CASE VIGNETT 1
A girl aged 12 years rescued from a house of businessman. She was sold for a businessman which is far from their village, by her step father and her mother on a false assurance by the step father that the businessman’s family would put the child to school and would take care of her till her marriage. But the girl was used for domestic labour and was physically harassed. The child was severely beaten up, when rupees 5000 at the businessman’s family was not found. The family members doubted the girl and beaten her up. The child helpline was informed by the people in the neighbourhood and the rescued the child and admitted the child to the flit institution. During the process intervention, the social worker interviewed her mother. Mother, who was completely unaware of the whole process of trafficking, was shocked by the dreads of her husband and the businessman. In the concurrent sessions, during the fallow up they looked anxious and apprehensive.
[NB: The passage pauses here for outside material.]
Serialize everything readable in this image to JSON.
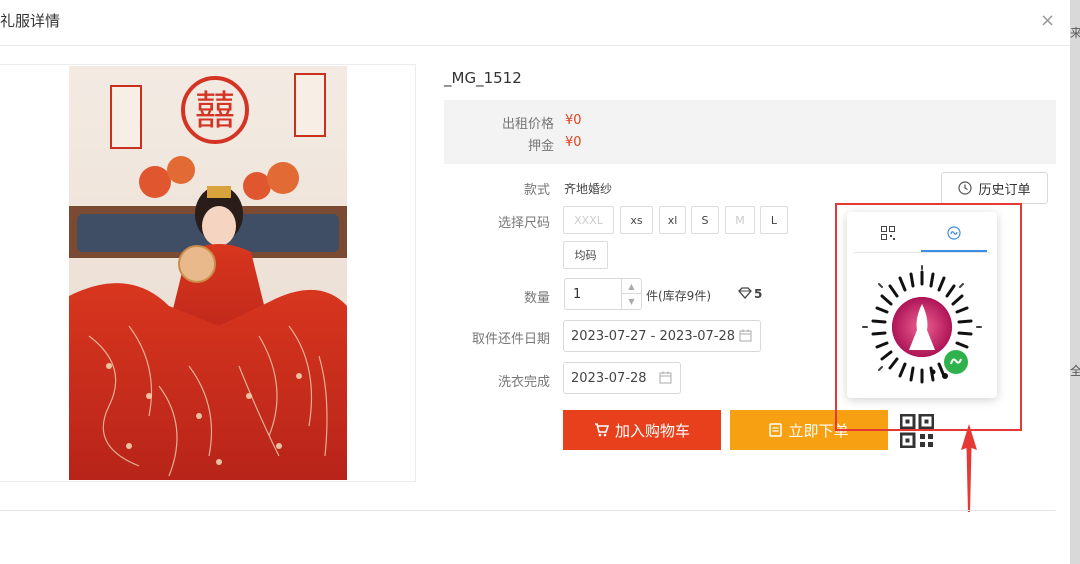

She reported increased worry about her daughter’s future. She reported disturbed sleep, decreased appetite since the receipt of news about her whole plot. She also reported problems of increased palpitation, nervousness, increased sweating, increased headache, feeling of tension etc. She said the symptoms block her from talking assertively to her husband and his friends.
CASE VIGNETT 2
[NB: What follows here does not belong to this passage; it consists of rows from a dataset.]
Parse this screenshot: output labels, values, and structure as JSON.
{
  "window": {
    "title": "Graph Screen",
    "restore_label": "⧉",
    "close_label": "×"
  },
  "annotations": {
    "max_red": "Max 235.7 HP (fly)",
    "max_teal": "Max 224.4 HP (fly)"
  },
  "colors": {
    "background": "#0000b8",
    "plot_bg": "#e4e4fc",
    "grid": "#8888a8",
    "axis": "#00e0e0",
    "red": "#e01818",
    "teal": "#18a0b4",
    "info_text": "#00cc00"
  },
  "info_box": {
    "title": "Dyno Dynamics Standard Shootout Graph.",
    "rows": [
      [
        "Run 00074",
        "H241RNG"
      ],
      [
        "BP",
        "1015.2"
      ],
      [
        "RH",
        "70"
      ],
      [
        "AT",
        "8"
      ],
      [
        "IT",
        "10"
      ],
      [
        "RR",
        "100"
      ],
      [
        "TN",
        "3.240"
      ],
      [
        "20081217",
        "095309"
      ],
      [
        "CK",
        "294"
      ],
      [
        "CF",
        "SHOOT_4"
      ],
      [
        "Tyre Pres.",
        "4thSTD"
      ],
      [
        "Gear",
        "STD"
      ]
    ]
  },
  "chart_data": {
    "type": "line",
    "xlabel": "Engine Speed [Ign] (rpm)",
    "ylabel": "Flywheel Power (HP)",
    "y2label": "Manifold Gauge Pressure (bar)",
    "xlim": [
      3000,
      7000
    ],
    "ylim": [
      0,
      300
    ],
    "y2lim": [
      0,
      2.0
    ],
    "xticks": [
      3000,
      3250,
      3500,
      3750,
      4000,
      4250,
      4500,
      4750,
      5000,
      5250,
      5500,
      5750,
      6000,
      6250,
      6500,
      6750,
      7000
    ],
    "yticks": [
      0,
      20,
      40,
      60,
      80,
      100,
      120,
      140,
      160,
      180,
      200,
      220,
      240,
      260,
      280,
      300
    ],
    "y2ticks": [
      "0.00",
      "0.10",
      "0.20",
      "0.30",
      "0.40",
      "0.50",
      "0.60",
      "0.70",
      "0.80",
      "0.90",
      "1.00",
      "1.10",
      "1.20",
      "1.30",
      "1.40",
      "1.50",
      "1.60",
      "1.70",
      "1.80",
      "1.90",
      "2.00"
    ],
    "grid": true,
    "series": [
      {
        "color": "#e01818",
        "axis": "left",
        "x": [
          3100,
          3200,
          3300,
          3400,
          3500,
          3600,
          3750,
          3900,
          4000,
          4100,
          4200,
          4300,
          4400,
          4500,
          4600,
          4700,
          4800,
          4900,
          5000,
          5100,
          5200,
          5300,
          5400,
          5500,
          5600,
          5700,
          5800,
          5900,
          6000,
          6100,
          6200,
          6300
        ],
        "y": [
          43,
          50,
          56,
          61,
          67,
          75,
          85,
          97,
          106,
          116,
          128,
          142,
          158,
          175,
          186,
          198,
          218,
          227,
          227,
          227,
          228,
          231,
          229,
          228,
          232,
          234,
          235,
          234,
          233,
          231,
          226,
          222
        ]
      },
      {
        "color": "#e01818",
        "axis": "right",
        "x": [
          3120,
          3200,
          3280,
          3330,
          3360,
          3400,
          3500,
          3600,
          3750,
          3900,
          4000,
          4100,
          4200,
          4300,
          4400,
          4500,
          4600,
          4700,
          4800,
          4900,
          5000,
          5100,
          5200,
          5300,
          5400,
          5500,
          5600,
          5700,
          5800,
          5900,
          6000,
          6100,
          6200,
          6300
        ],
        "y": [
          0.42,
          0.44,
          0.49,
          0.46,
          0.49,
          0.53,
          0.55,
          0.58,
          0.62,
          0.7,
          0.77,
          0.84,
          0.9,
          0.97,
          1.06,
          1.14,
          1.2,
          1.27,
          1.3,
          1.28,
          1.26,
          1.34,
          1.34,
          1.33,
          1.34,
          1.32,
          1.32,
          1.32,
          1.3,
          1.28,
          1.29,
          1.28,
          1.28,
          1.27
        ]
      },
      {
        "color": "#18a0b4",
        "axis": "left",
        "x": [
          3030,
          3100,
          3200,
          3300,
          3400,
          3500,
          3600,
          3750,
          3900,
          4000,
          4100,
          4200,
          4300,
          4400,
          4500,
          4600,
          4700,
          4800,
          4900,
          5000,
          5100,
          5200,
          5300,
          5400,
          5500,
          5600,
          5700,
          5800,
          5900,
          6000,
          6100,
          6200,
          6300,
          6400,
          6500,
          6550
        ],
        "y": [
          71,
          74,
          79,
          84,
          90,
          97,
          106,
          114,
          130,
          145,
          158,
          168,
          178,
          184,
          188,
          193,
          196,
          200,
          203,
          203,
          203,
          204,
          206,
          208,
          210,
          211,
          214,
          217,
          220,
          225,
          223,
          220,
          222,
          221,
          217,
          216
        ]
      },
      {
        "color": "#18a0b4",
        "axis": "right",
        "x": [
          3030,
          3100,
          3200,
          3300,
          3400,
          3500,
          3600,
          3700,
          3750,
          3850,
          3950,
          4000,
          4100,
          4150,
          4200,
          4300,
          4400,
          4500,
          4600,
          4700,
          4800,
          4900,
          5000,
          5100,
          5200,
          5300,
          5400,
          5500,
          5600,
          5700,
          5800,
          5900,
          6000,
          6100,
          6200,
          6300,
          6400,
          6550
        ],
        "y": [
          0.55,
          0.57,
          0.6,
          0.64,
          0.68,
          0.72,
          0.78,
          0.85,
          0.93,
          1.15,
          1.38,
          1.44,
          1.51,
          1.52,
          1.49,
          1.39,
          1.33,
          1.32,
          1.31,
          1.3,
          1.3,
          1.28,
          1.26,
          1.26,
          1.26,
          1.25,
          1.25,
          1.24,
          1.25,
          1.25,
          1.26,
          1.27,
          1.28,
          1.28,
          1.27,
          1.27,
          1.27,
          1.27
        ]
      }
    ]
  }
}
A girl of 9th standard was eloped by barber and stole jewels and money after abusing her. She belongs to an upper middle economic background at a village in Mandya taluk. She was left in a relative’s house in the town. She came in to contact with an unmarried man of opposite house, who was basically barber. He, who helped her to put currency to her mobile phone, continued talking to her. The friendship continued and one day he proposed her and asked her to come with him for getting married. She was also stolen jewels and money, which he said would be return once they get settled in life. But after a week girl was sent home with bare hand physical mental scars of abuse. The parents who underwent severe stress since her run away, found difficult to accept. They were not only stressed by the impact on their daughter, but also because of the filtered social image and stigma.
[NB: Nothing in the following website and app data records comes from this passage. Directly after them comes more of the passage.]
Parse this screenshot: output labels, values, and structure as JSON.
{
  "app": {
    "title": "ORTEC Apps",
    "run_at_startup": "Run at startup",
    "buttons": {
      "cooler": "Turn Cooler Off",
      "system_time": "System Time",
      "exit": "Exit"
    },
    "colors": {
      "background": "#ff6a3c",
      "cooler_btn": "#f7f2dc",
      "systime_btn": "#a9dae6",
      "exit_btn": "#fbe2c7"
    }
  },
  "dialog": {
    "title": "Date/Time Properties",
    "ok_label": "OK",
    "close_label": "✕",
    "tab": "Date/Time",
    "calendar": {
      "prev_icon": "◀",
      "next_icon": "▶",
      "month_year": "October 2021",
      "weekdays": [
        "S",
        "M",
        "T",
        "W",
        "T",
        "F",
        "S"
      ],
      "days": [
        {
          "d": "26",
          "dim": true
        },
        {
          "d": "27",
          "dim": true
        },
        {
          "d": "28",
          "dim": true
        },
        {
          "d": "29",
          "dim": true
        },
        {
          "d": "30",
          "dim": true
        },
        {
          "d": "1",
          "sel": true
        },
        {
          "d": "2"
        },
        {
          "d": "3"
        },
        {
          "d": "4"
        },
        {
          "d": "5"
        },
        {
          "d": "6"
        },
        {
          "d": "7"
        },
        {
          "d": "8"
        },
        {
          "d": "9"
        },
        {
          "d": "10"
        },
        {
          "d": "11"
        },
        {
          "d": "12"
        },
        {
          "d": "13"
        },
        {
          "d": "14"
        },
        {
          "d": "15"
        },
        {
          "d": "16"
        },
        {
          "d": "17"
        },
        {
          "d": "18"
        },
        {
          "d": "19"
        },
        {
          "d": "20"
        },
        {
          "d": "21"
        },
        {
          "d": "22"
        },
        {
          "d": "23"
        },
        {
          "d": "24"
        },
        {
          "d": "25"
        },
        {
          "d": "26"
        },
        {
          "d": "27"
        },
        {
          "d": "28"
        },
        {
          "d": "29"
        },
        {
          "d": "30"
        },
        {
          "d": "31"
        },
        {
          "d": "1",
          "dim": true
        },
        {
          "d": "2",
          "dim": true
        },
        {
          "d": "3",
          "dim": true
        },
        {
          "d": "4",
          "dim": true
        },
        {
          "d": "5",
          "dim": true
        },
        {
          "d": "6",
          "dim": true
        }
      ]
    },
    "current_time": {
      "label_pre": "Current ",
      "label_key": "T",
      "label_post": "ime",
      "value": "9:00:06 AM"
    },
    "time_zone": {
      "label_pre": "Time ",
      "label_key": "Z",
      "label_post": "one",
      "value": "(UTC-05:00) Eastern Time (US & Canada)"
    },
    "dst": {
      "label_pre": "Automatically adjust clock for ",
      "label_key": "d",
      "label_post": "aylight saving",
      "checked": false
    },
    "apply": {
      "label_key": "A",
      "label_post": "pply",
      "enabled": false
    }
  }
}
The father reported of related panic attacks with increased sweating, breathlessness, increased palpitation, feeling giddiness, nausea and increased apprehension of getting heart attack.
Social Work Intervention:
In both the cases, the parents were observed to be suffering from depression symptoms. The social worker need to support them emotionally by counselling. They should be allowed to ventilate their pent up emotions and stresses. They should be helped through brief cognitive therapies involving them in group work would help them to get rid of feeling of isolation. Group session would help them to learn coping strategies and skills of problem solving.
Limitations of the Study: The sample taken was too small. The quantitative study with sufficient numbers of sample might help in drawing out more accurate understanding.
The aim of the present study was to identify the anxiety problems of parents of a child with trafficked victims. In addition, the strategies these parents apply to cope with these problems as well as their need for information are described in social work intervention to reduce their depression and stress. Thirty parent groups were found to have a high need for information, high feelings of loss of control, stress relatively high depressive feelings, particularly in mother, whereas parents of trafficked female children were more concerned about the consequences for the child. Training on the above aspects will enable social workers to render a more effective service to trafficked victim parents. Parents are the real problem solver of their children here. Parents have very strong mind to cope with problem as well social workers should provide above mentioned interventions to reduce their depression and stress level.
Ms. Sujatha M
Research Scholar, Dept. of Social Work, JSS Research Centre, Mysore University, Mysore, Karnataka
Dr. Kumudini Achchi
Assistant Professor, Department of Social Work, JSS College of Arts, Commerce and Science, Mysore, Karnataka
Research Scholar Dept. of Social Work, Tumkur University, Tumakuru